* _The problem_: Reproduce each of the following records without any deviation.

*** Provided information ***

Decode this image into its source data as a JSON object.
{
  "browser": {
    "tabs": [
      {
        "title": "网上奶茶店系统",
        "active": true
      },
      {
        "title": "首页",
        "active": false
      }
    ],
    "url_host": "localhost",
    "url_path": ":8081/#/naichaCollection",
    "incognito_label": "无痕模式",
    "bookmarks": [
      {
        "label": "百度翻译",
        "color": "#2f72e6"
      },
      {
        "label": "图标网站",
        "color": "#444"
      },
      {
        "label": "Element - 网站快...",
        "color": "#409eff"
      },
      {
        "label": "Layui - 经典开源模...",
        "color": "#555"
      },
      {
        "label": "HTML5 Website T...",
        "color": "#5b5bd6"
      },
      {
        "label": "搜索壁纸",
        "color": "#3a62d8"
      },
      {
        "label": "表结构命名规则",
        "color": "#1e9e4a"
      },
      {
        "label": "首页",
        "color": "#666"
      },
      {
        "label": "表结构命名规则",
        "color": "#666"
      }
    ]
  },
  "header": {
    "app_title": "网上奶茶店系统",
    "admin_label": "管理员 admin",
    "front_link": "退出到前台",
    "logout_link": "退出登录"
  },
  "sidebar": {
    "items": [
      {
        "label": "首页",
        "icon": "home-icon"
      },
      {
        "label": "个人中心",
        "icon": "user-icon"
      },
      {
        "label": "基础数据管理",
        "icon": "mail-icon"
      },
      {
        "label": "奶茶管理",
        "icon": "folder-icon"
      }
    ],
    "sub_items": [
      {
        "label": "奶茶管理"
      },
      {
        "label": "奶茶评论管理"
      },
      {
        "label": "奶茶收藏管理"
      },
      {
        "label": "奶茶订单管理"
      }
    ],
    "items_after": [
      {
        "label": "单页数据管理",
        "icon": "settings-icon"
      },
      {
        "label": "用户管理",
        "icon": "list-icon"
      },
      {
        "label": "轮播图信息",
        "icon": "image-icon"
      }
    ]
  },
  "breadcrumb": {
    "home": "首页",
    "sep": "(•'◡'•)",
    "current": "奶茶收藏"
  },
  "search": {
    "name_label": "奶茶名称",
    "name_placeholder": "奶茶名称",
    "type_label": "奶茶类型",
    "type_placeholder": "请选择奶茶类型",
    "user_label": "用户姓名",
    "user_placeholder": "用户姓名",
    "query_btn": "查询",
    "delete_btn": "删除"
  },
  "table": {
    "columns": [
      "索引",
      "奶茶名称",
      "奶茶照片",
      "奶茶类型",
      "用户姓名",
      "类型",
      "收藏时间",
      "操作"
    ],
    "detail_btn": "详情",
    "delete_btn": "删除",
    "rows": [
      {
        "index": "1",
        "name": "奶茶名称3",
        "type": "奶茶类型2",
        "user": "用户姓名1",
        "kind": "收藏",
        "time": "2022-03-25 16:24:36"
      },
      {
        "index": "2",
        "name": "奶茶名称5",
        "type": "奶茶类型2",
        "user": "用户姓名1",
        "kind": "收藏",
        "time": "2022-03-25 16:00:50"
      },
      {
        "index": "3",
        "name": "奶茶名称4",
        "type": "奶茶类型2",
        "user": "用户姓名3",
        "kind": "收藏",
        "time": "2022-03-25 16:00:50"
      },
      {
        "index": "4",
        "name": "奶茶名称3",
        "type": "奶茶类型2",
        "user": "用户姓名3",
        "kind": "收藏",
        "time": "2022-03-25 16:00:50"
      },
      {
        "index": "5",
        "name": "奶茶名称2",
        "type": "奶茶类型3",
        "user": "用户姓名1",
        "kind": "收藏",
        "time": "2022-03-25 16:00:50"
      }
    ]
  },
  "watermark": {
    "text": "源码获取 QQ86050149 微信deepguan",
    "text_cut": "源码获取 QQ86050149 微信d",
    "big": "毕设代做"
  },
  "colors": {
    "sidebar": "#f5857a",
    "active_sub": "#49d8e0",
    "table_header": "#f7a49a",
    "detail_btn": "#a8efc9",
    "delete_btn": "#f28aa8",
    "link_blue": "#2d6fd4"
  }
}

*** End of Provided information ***

* _Reply_:
Decode this image into its source data as a JSON object.
{
  "browser": {
    "tabs": [
      {
        "title": "网上奶茶店系统",
        "active": true
      },
      {
        "title": "首页",
        "active": false
      }
    ],
    "url_host": "localhost",
    "url_path": ":8081/#/naichaCollection",
    "incognito_label": "无痕模式",
    "bookmarks": [
      {
        "label": "百度翻译",
        "color": "#2f72e6"
      },
      {
        "label": "图标网站",
        "color": "#444"
      },
      {
        "label": "Element - 网站快...",
        "color": "#409eff"
      },
      {
        "label": "Layui - 经典开源模...",
        "color": "#555"
      },
      {
        "label": "HTML5 Website T...",
        "color": "#5b5bd6"
      },
      {
        "label": "搜索壁纸",
        "color": "#3a62d8"
      },
      {
        "label": "表结构命名规则",
        "color": "#1e9e4a"
      },
      {
        "label": "首页",
        "color": "#666"
      },
      {
        "label": "表结构命名规则",
        "color": "#666"
      }
    ]
  },
  "header": {
    "app_title": "网上奶茶店系统",
    "admin_label": "管理员 admin",
    "front_link": "退出到前台",
    "logout_link": "退出登录"
  },
  "sidebar": {
    "items": [
      {
        "label": "首页",
        "icon": "home-icon"
      },
      {
        "label": "个人中心",
        "icon": "user-icon"
      },
      {
        "label": "基础数据管理",
        "icon": "mail-icon"
      },
      {
        "label": "奶茶管理",
        "icon": "folder-icon"
      }
    ],
    "sub_items": [
      {
        "label": "奶茶管理"
      },
      {
        "label": "奶茶评论管理"
      },
      {
        "label": "奶茶收藏管理"
      },
      {
        "label": "奶茶订单管理"
      }
    ],
    "items_after": [
      {
        "label": "单页数据管理",
        "icon": "settings-icon"
      },
      {
        "label": "用户管理",
        "icon": "list-icon"
      },
      {
        "label": "轮播图信息",
        "icon": "image-icon"
      }
    ]
  },
  "breadcrumb": {
    "home": "首页",
    "sep": "(•'◡'•)",
    "current": "奶茶收藏"
  },
  "search": {
    "name_label": "奶茶名称",
    "name_placeholder": "奶茶名称",
    "type_label": "奶茶类型",
    "type_placeholder": "请选择奶茶类型",
    "user_label": "用户姓名",
    "user_placeholder": "用户姓名",
    "query_btn": "查询",
    "delete_btn": "删除"
  },
  "table": {
    "columns": [
      "索引",
      "奶茶名称",
      "奶茶照片",
      "奶茶类型",
      "用户姓名",
      "类型",
      "收藏时间",
      "操作"
    ],
    "detail_btn": "详情",
    "delete_btn": "删除",
    "rows": [
      {
        "index": "1",
        "name": "奶茶名称3",
        "type": "奶茶类型2",
        "user": "用户姓名1",
        "kind": "收藏",
        "time": "2022-03-25 16:24:36"
      },
      {
        "index": "2",
        "name": "奶茶名称5",
        "type": "奶茶类型2",
        "user": "用户姓名1",
        "kind": "收藏",
        "time": "2022-03-25 16:00:50"
      },
      {
        "index": "3",
        "name": "奶茶名称4",
        "type": "奶茶类型2",
        "user": "用户姓名3",
        "kind": "收藏",
        "time": "2022-03-25 16:00:50"
      },
      {
        "index": "4",
        "name": "奶茶名称3",
        "type": "奶茶类型2",
        "user": "用户姓名3",
        "kind": "收藏",
        "time": "2022-03-25 16:00:50"
      },
      {
        "index": "5",
        "name": "奶茶名称2",
        "type": "奶茶类型3",
        "user": "用户姓名1",
        "kind": "收藏",
        "time": "2022-03-25 16:00:50"
      }
    ]
  },
  "watermark": {
    "text": "源码获取 QQ86050149 微信deepguan",
    "text_cut": "源码获取 QQ86050149 微信d",
    "big": "毕设代做"
  },
  "colors": {
    "sidebar": "#f5857a",
    "active_sub": "#49d8e0",
    "table_header": "#f7a49a",
    "detail_btn": "#a8efc9",
    "delete_btn": "#f28aa8",
    "link_blue": "#2d6fd4"
  }
}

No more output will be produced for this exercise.